+++ The records +++

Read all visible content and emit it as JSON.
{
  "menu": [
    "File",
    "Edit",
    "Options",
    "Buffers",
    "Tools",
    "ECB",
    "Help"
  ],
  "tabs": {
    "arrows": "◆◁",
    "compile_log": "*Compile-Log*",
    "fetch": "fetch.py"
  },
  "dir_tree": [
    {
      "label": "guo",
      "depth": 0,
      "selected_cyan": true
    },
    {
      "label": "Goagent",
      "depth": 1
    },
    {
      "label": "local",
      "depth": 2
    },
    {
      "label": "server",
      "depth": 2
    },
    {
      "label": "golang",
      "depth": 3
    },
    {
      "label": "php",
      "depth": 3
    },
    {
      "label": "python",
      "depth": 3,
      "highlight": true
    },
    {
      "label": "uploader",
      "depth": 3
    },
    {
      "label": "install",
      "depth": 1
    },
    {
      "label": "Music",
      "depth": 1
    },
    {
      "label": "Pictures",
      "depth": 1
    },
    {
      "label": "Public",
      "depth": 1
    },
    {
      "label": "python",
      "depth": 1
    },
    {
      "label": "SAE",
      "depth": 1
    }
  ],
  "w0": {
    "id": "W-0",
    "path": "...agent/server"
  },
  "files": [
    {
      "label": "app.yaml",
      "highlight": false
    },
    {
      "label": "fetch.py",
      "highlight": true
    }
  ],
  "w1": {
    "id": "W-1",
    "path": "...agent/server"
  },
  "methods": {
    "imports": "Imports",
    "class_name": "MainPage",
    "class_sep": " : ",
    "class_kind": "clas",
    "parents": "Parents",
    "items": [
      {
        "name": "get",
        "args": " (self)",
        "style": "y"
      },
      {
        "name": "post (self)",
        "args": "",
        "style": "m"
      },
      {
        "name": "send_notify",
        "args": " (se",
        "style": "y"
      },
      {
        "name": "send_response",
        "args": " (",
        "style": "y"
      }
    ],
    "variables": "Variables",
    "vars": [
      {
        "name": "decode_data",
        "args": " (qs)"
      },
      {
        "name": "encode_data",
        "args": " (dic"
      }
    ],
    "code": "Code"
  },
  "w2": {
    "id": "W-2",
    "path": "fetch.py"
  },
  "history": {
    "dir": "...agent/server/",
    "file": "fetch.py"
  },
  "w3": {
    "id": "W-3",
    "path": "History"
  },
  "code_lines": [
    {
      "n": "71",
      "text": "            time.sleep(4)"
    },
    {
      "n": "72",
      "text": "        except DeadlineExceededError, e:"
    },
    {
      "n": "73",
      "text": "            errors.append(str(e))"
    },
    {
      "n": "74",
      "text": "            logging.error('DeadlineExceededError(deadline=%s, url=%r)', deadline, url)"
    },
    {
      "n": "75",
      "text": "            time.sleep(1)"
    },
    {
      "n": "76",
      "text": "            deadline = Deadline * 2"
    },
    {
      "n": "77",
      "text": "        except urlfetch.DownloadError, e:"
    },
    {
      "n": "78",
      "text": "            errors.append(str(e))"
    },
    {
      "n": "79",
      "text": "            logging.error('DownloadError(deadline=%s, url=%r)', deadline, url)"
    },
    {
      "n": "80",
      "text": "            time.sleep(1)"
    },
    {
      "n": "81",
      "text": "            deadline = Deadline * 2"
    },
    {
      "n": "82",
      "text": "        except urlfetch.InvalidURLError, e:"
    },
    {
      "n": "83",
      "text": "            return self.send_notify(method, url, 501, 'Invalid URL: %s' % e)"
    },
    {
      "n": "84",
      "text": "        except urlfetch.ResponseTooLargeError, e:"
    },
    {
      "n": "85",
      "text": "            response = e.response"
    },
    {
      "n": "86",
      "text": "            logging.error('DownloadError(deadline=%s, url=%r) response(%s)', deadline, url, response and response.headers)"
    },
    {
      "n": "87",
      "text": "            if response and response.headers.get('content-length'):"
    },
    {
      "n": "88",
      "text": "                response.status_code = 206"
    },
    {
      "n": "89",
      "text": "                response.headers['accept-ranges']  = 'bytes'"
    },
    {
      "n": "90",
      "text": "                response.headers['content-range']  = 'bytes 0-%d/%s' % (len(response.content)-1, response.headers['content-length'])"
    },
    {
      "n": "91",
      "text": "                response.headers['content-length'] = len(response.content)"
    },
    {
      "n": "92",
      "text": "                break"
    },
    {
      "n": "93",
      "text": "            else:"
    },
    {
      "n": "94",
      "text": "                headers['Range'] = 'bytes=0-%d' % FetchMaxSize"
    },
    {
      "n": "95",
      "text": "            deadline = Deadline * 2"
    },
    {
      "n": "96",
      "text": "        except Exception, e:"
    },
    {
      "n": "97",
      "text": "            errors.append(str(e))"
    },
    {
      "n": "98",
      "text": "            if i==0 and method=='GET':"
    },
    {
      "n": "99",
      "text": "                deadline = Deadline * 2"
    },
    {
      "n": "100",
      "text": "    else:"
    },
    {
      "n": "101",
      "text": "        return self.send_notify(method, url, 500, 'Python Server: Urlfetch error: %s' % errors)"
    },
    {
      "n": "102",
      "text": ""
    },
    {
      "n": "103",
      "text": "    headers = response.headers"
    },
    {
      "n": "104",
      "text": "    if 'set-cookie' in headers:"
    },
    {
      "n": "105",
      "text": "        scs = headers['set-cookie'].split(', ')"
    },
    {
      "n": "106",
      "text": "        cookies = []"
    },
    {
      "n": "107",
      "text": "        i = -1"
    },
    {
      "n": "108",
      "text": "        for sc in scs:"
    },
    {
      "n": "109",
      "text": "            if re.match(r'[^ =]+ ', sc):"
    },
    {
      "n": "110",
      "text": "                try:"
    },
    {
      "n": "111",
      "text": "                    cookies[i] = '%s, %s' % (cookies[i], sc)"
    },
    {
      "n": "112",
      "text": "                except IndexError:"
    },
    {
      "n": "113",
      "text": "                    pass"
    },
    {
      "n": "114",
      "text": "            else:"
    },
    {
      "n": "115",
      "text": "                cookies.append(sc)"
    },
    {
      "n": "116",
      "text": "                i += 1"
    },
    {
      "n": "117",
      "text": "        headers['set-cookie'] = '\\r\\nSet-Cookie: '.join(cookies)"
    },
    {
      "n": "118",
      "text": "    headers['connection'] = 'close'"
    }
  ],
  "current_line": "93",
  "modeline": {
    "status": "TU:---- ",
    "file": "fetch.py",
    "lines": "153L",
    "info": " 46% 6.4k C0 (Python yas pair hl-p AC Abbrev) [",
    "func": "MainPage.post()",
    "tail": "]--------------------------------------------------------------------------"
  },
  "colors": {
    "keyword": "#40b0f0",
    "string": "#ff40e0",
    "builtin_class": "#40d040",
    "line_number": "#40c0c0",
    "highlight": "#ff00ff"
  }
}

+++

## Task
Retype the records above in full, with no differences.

## Output for this task
Read all visible content and emit it as JSON.
{
  "menu": [
    "File",
    "Edit",
    "Options",
    "Buffers",
    "Tools",
    "ECB",
    "Help"
  ],
  "tabs": {
    "arrows": "◆◁",
    "compile_log": "*Compile-Log*",
    "fetch": "fetch.py"
  },
  "dir_tree": [
    {
      "label": "guo",
      "depth": 0,
      "selected_cyan": true
    },
    {
      "label": "Goagent",
      "depth": 1
    },
    {
      "label": "local",
      "depth": 2
    },
    {
      "label": "server",
      "depth": 2
    },
    {
      "label": "golang",
      "depth": 3
    },
    {
      "label": "php",
      "depth": 3
    },
    {
      "label": "python",
      "depth": 3,
      "highlight": true
    },
    {
      "label": "uploader",
      "depth": 3
    },
    {
      "label": "install",
      "depth": 1
    },
    {
      "label": "Music",
      "depth": 1
    },
    {
      "label": "Pictures",
      "depth": 1
    },
    {
      "label": "Public",
      "depth": 1
    },
    {
      "label": "python",
      "depth": 1
    },
    {
      "label": "SAE",
      "depth": 1
    }
  ],
  "w0": {
    "id": "W-0",
    "path": "...agent/server"
  },
  "files": [
    {
      "label": "app.yaml",
      "highlight": false
    },
    {
      "label": "fetch.py",
      "highlight": true
    }
  ],
  "w1": {
    "id": "W-1",
    "path": "...agent/server"
  },
  "methods": {
    "imports": "Imports",
    "class_name": "MainPage",
    "class_sep": " : ",
    "class_kind": "clas",
    "parents": "Parents",
    "items": [
      {
        "name": "get",
        "args": " (self)",
        "style": "y"
      },
      {
        "name": "post (self)",
        "args": "",
        "style": "m"
      },
      {
        "name": "send_notify",
        "args": " (se",
        "style": "y"
      },
      {
        "name": "send_response",
        "args": " (",
        "style": "y"
      }
    ],
    "variables": "Variables",
    "vars": [
      {
        "name": "decode_data",
        "args": " (qs)"
      },
      {
        "name": "encode_data",
        "args": " (dic"
      }
    ],
    "code": "Code"
  },
  "w2": {
    "id": "W-2",
    "path": "fetch.py"
  },
  "history": {
    "dir": "...agent/server/",
    "file": "fetch.py"
  },
  "w3": {
    "id": "W-3",
    "path": "History"
  },
  "code_lines": [
    {
      "n": "71",
      "text": "            time.sleep(4)"
    },
    {
      "n": "72",
      "text": "        except DeadlineExceededError, e:"
    },
    {
      "n": "73",
      "text": "            errors.append(str(e))"
    },
    {
      "n": "74",
      "text": "            logging.error('DeadlineExceededError(deadline=%s, url=%r)', deadline, url)"
    },
    {
      "n": "75",
      "text": "            time.sleep(1)"
    },
    {
      "n": "76",
      "text": "            deadline = Deadline * 2"
    },
    {
      "n": "77",
      "text": "        except urlfetch.DownloadError, e:"
    },
    {
      "n": "78",
      "text": "            errors.append(str(e))"
    },
    {
      "n": "79",
      "text": "            logging.error('DownloadError(deadline=%s, url=%r)', deadline, url)"
    },
    {
      "n": "80",
      "text": "            time.sleep(1)"
    },
    {
      "n": "81",
      "text": "            deadline = Deadline * 2"
    },
    {
      "n": "82",
      "text": "        except urlfetch.InvalidURLError, e:"
    },
    {
      "n": "83",
      "text": "            return self.send_notify(method, url, 501, 'Invalid URL: %s' % e)"
    },
    {
      "n": "84",
      "text": "        except urlfetch.ResponseTooLargeError, e:"
    },
    {
      "n": "85",
      "text": "            response = e.response"
    },
    {
      "n": "86",
      "text": "            logging.error('DownloadError(deadline=%s, url=%r) response(%s)', deadline, url, response and response.headers)"
    },
    {
      "n": "87",
      "text": "            if response and response.headers.get('content-length'):"
    },
    {
      "n": "88",
      "text": "                response.status_code = 206"
    },
    {
      "n": "89",
      "text": "                response.headers['accept-ranges']  = 'bytes'"
    },
    {
      "n": "90",
      "text": "                response.headers['content-range']  = 'bytes 0-%d/%s' % (len(response.content)-1, response.headers['content-length'])"
    },
    {
      "n": "91",
      "text": "                response.headers['content-length'] = len(response.content)"
    },
    {
      "n": "92",
      "text": "                break"
    },
    {
      "n": "93",
      "text": "            else:"
    },
    {
      "n": "94",
      "text": "                headers['Range'] = 'bytes=0-%d' % FetchMaxSize"
    },
    {
      "n": "95",
      "text": "            deadline = Deadline * 2"
    },
    {
      "n": "96",
      "text": "        except Exception, e:"
    },
    {
      "n": "97",
      "text": "            errors.append(str(e))"
    },
    {
      "n": "98",
      "text": "            if i==0 and method=='GET':"
    },
    {
      "n": "99",
      "text": "                deadline = Deadline * 2"
    },
    {
      "n": "100",
      "text": "    else:"
    },
    {
      "n": "101",
      "text": "        return self.send_notify(method, url, 500, 'Python Server: Urlfetch error: %s' % errors)"
    },
    {
      "n": "102",
      "text": ""
    },
    {
      "n": "103",
      "text": "    headers = response.headers"
    },
    {
      "n": "104",
      "text": "    if 'set-cookie' in headers:"
    },
    {
      "n": "105",
      "text": "        scs = headers['set-cookie'].split(', ')"
    },
    {
      "n": "106",
      "text": "        cookies = []"
    },
    {
      "n": "107",
      "text": "        i = -1"
    },
    {
      "n": "108",
      "text": "        for sc in scs:"
    },
    {
      "n": "109",
      "text": "            if re.match(r'[^ =]+ ', sc):"
    },
    {
      "n": "110",
      "text": "                try:"
    },
    {
      "n": "111",
      "text": "                    cookies[i] = '%s, %s' % (cookies[i], sc)"
    },
    {
      "n": "112",
      "text": "                except IndexError:"
    },
    {
      "n": "113",
      "text": "                    pass"
    },
    {
      "n": "114",
      "text": "            else:"
    },
    {
      "n": "115",
      "text": "                cookies.append(sc)"
    },
    {
      "n": "116",
      "text": "                i += 1"
    },
    {
      "n": "117",
      "text": "        headers['set-cookie'] = '\\r\\nSet-Cookie: '.join(cookies)"
    },
    {
      "n": "118",
      "text": "    headers['connection'] = 'close'"
    }
  ],
  "current_line": "93",
  "modeline": {
    "status": "TU:---- ",
    "file": "fetch.py",
    "lines": "153L",
    "info": " 46% 6.4k C0 (Python yas pair hl-p AC Abbrev) [",
    "func": "MainPage.post()",
    "tail": "]--------------------------------------------------------------------------"
  },
  "colors": {
    "keyword": "#40b0f0",
    "string": "#ff40e0",
    "builtin_class": "#40d040",
    "line_number": "#40c0c0",
    "highlight": "#ff00ff"
  }
}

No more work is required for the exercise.